Words Fail Me
by Kevin Sims
Words Fail Me
I LOVE words. I love playing with them, shaping them, experimenting with them. Reading that back, I feel I should stand up and admit: ‘My name’s Kevin and I’m a wordaholic!’
Words are powerful – they can heal and they can hurt. That old playground saying: ‘Sticks and stones may break my bones but words will never hurt me,’ is quite obviously nonsense. Wounds from ‘sticks and stones’ will usually heal but hurt caused by an unpleasant word can stay raw and unhealed throughout someone’s life.
What’s annoying about words, mind you, is that their power has limits. There are some things that go beyond the description of mere words. Poets make valiant attempts to describe love, for instance, but all of Shakespeare’s sonnets couldn’t get you to the point where you know what it’s like to feel love. Faith is another thing that can never be fully explained or described in words.
An old Scottish phrase says that some things are ‘better felt than telt’ – it’s one thing hearing or reading about something happening but nothing is a substitute for experiencing it for yourself. Some things, feelings especially, are almost impossible to put into words. You can try to describe how something made you feel but you’re unlikely to be able to make someone experience what you felt. The best writers can evoke empathy but that’s still only an echo of the original feeling or emotion.
As the Editor of All the World, this causes me concern. You see, a magazine has to use words and pictures to try to convey facts, figures and even those intangibles that cannot be put into words. I don’t want people to read the articles and remain unmoved. I want something of the experience, something of the reality to come through – and that’s not an easy task to accomplish.
I encourage people who write for the magazine to go beyond the dry facts and try to explain how what they saw and experienced affected them. The idea is that you, the reader, should get at least a fraction of an idea of what it would be like to meet Myanmar villagers who have lost everything in a cyclone or how it would feel to have your heart touched by children from a school for the blind in Jamaica.
If you pick up on even the tiniest amount of the joy, sadness, love, frustration or exhilaration experienced by the people who have told the stories in this magazine then the words (and pictures) have done their job.
The man pictured on the front cover is Noah Kinuthia, who produces goods for ‘Sally Ann’ Fair Trade by The Salvation Army. I met Noah two years ago and I can picture him in his little two-room factory in Nairobi, Kenya, proudly showing the boxes, ornaments and other gifts he and his workers had made.
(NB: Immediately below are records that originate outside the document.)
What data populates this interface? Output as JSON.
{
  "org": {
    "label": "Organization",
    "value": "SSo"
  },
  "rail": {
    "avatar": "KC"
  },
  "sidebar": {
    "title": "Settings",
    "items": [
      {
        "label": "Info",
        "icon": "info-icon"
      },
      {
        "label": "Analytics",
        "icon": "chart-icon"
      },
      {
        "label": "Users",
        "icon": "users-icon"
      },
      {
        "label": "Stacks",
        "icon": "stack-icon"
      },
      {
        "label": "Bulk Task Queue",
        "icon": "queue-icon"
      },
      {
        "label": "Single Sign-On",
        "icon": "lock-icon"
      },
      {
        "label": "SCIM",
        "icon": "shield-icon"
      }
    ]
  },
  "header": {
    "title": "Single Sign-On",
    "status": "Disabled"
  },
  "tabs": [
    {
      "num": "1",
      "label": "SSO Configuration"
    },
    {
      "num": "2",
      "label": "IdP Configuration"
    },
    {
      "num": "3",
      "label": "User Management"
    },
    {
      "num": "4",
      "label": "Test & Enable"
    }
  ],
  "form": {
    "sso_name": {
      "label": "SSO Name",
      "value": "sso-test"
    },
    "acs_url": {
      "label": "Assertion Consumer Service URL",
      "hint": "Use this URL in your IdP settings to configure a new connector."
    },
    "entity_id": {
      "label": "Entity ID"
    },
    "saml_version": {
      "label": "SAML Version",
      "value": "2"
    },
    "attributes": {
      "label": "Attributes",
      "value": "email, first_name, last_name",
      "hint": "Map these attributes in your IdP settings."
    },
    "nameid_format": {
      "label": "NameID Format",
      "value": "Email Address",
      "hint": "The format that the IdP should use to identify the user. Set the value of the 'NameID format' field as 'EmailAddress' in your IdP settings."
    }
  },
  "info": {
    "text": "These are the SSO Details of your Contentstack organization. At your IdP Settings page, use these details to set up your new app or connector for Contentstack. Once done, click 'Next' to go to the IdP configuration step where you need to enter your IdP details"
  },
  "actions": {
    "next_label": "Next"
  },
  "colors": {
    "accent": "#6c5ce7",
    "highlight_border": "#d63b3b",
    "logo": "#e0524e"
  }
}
Using words alone I can’t give you the experience I had – the feeling of heat, the smells, the tastes, the emotions. What I can do is use the albeit limited power of words and hope that the people and situations you read about in All the World become somehow real, maybe even stirring you to action. I guess that’s another instance where some things are better felt than telt.
Kevin Sims is the editor of All the World